[Start of Attachment]

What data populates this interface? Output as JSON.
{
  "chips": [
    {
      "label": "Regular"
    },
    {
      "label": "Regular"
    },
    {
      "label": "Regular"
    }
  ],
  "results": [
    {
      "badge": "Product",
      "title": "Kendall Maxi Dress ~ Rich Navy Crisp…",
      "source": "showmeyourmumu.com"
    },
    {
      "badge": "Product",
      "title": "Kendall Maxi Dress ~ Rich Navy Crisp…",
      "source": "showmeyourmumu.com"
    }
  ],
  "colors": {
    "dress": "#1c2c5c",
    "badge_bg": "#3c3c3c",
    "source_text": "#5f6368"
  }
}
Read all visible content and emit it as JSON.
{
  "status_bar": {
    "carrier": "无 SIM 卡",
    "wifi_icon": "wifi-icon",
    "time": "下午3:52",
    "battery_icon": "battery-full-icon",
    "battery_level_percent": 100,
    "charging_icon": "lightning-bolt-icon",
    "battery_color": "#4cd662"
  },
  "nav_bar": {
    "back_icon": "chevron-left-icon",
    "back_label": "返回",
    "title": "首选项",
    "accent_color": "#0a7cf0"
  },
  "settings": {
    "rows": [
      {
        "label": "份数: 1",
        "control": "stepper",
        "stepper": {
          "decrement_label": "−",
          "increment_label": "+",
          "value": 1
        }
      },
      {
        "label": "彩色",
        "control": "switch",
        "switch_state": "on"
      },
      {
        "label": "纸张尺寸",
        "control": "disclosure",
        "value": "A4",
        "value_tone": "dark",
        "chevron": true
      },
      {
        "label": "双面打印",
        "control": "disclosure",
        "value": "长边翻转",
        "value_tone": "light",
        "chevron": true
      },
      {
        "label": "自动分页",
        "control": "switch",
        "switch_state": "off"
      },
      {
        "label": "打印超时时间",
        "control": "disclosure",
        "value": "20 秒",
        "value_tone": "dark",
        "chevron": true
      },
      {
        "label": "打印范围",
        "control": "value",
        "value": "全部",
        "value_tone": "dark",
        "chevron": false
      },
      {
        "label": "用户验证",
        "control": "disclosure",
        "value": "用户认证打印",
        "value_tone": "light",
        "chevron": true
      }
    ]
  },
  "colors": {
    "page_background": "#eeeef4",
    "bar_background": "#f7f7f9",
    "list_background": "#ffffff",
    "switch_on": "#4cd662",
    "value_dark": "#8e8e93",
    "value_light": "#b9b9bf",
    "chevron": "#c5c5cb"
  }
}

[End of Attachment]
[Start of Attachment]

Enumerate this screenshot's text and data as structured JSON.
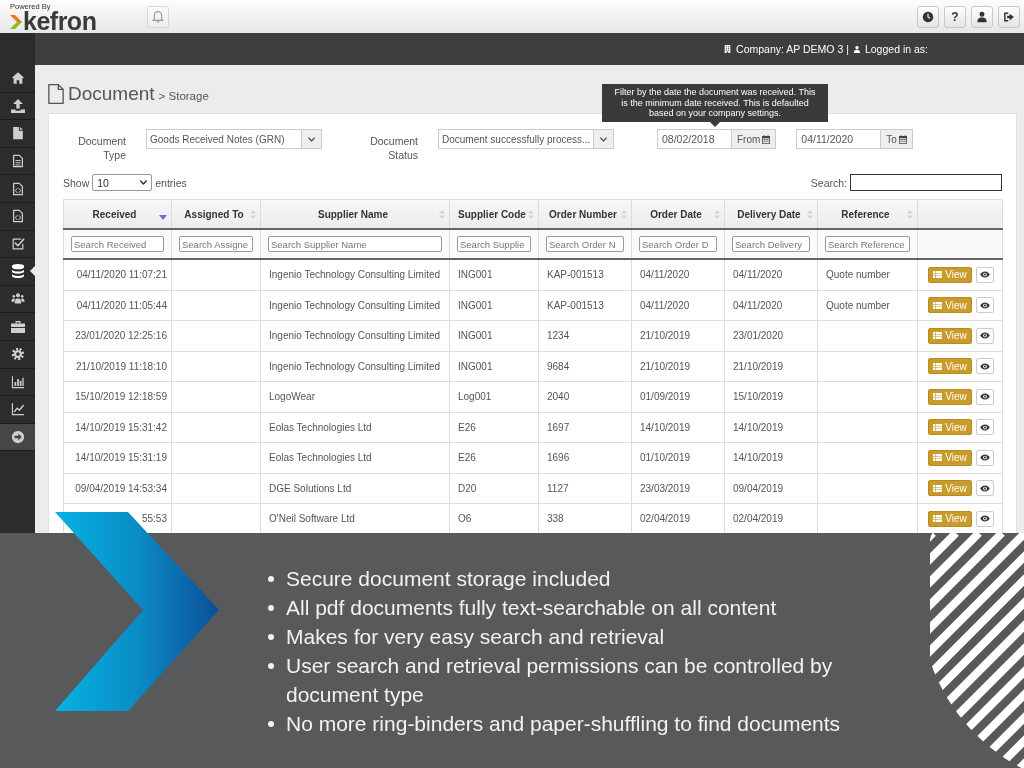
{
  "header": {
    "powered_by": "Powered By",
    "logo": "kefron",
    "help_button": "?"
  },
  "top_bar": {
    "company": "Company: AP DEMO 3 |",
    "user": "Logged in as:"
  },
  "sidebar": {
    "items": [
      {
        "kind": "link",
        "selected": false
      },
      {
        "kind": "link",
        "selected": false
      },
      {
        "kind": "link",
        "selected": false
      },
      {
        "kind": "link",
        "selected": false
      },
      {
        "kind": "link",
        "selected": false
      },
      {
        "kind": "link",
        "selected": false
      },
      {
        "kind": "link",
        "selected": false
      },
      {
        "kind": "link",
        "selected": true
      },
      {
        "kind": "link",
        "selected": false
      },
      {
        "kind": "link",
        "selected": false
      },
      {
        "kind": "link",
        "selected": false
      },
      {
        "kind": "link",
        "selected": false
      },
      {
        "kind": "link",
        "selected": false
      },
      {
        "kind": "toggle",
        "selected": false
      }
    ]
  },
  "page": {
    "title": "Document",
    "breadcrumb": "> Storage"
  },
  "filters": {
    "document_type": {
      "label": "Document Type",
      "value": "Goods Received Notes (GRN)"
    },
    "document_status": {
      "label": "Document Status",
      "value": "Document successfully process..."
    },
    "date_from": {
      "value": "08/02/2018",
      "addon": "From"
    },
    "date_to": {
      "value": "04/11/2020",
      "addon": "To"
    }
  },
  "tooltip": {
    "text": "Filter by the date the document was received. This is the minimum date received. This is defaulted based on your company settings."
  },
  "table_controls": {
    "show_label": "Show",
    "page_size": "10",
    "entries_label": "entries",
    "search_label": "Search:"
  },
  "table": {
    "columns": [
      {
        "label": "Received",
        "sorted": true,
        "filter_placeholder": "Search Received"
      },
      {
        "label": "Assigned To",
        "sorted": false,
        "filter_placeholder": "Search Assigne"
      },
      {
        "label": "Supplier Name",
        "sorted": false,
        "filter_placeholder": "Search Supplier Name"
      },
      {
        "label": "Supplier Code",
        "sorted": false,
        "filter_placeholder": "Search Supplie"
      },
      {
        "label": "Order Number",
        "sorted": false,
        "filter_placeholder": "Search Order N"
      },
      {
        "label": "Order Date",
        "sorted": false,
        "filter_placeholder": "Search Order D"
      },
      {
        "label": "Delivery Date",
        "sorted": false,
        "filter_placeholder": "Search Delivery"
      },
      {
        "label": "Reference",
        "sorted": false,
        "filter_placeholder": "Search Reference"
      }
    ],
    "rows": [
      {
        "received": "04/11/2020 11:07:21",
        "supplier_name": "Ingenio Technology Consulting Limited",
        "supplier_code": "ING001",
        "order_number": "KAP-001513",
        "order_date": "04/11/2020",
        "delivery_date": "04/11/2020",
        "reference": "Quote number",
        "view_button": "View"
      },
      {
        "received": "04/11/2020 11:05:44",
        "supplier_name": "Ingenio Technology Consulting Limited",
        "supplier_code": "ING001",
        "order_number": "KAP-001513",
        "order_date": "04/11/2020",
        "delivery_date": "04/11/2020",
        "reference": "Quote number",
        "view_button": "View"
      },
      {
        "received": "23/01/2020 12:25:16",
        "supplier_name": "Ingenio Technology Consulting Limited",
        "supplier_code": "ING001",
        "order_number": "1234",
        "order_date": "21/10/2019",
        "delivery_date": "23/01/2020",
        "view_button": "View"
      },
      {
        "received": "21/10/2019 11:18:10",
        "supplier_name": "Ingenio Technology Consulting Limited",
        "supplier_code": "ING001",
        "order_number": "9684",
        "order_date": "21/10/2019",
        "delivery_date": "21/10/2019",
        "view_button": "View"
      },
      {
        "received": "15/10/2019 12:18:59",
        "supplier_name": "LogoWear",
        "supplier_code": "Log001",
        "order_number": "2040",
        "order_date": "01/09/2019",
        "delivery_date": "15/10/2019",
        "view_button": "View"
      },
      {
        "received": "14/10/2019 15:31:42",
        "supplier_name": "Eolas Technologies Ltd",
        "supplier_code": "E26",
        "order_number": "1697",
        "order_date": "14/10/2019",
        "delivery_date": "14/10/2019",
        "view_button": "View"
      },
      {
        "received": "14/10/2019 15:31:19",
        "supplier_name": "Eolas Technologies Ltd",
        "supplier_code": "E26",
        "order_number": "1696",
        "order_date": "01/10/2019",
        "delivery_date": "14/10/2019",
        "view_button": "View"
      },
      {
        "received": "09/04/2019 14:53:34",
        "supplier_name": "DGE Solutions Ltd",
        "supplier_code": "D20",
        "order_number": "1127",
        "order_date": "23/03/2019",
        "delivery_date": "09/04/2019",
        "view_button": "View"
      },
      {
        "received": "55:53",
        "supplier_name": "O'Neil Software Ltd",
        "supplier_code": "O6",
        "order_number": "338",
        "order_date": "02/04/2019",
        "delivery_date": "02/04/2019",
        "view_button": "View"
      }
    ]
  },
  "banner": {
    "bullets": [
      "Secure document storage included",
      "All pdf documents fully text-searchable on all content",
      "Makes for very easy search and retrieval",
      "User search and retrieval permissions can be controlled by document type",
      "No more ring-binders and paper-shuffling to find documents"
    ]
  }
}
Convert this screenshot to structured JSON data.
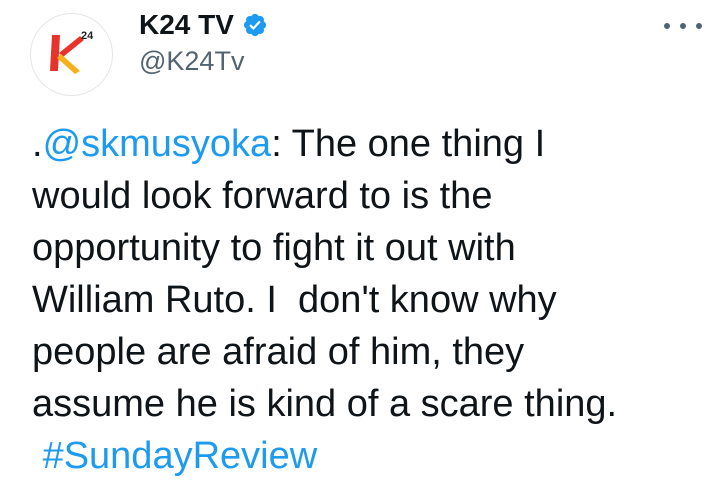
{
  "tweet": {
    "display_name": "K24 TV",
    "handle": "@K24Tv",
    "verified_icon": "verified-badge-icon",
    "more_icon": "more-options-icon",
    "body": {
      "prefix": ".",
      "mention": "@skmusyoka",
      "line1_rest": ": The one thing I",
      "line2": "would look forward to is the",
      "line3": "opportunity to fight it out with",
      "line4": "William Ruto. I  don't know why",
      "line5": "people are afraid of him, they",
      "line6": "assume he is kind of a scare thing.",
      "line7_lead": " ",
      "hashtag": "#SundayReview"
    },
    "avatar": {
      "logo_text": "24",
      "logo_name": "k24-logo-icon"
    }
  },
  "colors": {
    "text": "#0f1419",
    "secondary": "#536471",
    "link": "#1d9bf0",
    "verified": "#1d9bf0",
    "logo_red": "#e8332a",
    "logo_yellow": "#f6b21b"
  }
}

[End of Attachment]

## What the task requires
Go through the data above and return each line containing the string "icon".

## Answer to this problem
    "wifi_icon": "wifi-icon",
    "battery_icon": "battery-full-icon",
    "charging_icon": "lightning-bolt-icon",
    "back_icon": "chevron-left-icon",
    "verified_icon": "verified-badge-icon",
    "more_icon": "more-options-icon",
      "logo_name": "k24-logo-icon"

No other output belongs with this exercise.